In this serious heat, Amazon has sued three of its sellers: a Chinese company called CCBetterDirect, Michael Abbara, and Kurt Bauer. It was found that fake reviews comprised up to 40 percent of their stores’ total reviews. It’s quite clear that violations were gross and amassing.
Corporate Counsel reported that Amazon commenced arbitrations on May 27 against these three sellers. Amazon’s claims will be heard by the American Arbitration Association. The core of Amazon’s allegation is that all the three sellers have violated contractual obligations to Amazon along with the breach of the Federal Consumer Protection Act and the Lanham Act. Amazon accuses them of creating fake accounts to leave positive reviews on their own products. Amazon is asking for the defendants to be banned from selling products on any of its sites or accessing its services. The suits also ask for the profits the sellers made on Amazon, attorneys’ fees, and damages exceeding $25,000.

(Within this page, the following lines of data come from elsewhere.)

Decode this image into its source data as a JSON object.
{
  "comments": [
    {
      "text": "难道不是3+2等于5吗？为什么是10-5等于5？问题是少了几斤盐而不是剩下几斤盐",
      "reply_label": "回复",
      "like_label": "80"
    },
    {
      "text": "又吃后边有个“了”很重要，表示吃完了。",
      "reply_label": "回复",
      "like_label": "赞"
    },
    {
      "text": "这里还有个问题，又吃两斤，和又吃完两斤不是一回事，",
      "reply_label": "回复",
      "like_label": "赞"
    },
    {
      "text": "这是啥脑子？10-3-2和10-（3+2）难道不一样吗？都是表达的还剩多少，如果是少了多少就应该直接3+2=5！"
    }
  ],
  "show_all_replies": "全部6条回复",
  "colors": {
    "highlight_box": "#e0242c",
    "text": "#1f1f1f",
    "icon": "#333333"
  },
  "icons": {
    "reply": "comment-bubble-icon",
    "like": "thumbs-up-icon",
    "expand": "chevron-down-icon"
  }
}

According to the insiders and experts, reviewers may have helped vendors in the violation of their contract by reviewing products due to the allurement of discount coupons and adding items to an Amazon wish list at a vendor’s request…pretty innocuous acts!

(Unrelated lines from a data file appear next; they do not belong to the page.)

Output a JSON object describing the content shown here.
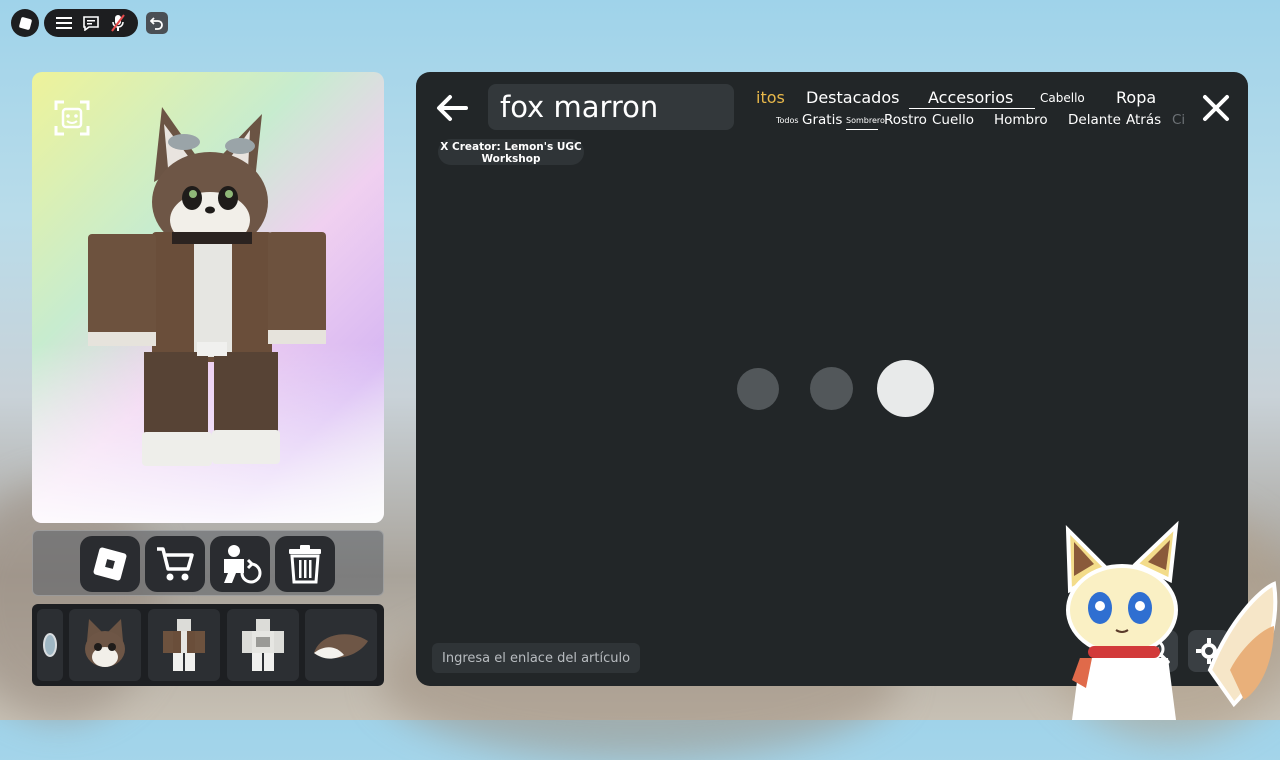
{
  "colors": {
    "panel_bg": "#222628",
    "accent_tab": "#e8b84a",
    "text": "#ffffff",
    "dot_dim": "#52575a",
    "dot_active": "#e8eaea"
  },
  "top_bar": {
    "logo_icon": "roblox-logo-icon",
    "menu_icons": [
      "hamburger-menu-icon",
      "chat-icon",
      "microphone-muted-icon"
    ],
    "undo_icon": "undo-icon"
  },
  "preview": {
    "face_icon": "face-tracking-icon"
  },
  "action_bar": {
    "buttons": [
      "roblox-icon",
      "cart-icon",
      "avatar-swap-icon",
      "trash-icon"
    ]
  },
  "items": {
    "tiles": [
      "mirror-item",
      "fox-head-item",
      "brown-jacket-item",
      "white-shirt-item",
      "fox-tail-item"
    ]
  },
  "search": {
    "value": "fox marron"
  },
  "creator_chip": {
    "label": "X Creator: Lemon's UGC Workshop"
  },
  "categories": [
    {
      "label": "itos",
      "active_color": true
    },
    {
      "label": "Destacados"
    },
    {
      "label": "Accesorios",
      "selected": true
    },
    {
      "label": "Cabello",
      "small": true
    },
    {
      "label": "Ropa"
    }
  ],
  "subcategories": [
    {
      "label": "Todos",
      "tiny": true
    },
    {
      "label": "Gratis"
    },
    {
      "label": "Sombrero",
      "tiny": true,
      "selected": true
    },
    {
      "label": "Rostro"
    },
    {
      "label": "Cuello"
    },
    {
      "label": "Hombro"
    },
    {
      "label": "Delante"
    },
    {
      "label": "Atrás"
    },
    {
      "label": "Ci"
    }
  ],
  "loading": {
    "dots": 3,
    "active_index": 2
  },
  "link_input": {
    "placeholder": "Ingresa el enlace del artículo.."
  }
}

It’s not that the e-commerce giant is only thinking about the punishments. It is trying to be proactive rather than reactive by creating ways to stop fake reviews on Amazon. Some of the measures, such as ranking of trusted reviews, developing algorithms that iron out the fake reviews, social media login for websites i.e.sellers,individuals and suspending accounts have already seen a day of the light. It has also tried out “verified purchase” designation of people who’ve bought the product. But foolproof and lacuna free execution of these measures may take time…and till then, Amazon will have to rely on their half-baked anti fake reviews system.
The law will take its course in the above-mentioned lawsuit. Hopefully, the decision will go in the favor of Amazon by sending a strong message to such fake reviewers and sellers that one more attempt and they will be behind the bars. Indeed time is ripe to nip them in the bud. Reviews are on the verge of becoming illusions as the correlation between user reviews and the actual product quality is diminishing with each passing day. Mintel’s observation, thus, is not at all surprising that almost 70 percent of Americans ask for other people’s opinions online before buying anything, and yet only 59 percent trust the actual recommendations.